> What you need to do
Within the data below, how many lines contain "selected"? Reply with the number only.
»»
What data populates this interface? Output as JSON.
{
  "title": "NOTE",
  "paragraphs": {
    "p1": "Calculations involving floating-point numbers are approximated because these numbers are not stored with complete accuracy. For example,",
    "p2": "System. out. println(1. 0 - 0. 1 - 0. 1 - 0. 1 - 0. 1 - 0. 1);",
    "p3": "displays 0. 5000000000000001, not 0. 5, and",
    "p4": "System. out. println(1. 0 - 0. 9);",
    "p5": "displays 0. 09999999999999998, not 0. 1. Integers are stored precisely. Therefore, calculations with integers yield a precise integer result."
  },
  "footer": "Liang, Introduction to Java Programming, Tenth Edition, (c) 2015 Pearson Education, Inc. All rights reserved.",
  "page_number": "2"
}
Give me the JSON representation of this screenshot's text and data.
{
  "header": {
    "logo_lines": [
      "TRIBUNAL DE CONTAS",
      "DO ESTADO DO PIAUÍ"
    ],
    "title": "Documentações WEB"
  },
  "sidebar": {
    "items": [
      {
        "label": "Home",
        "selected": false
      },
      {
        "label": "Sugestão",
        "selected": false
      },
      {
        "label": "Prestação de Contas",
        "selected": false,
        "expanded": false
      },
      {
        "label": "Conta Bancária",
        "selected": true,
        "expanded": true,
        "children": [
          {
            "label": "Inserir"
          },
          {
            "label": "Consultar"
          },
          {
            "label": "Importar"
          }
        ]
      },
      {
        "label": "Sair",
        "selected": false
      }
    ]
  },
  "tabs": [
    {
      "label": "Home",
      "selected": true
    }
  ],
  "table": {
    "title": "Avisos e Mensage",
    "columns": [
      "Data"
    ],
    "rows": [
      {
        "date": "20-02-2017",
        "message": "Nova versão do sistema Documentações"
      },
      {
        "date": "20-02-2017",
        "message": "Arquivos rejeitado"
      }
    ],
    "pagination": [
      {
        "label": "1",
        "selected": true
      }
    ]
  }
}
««
> Result of this exercise
7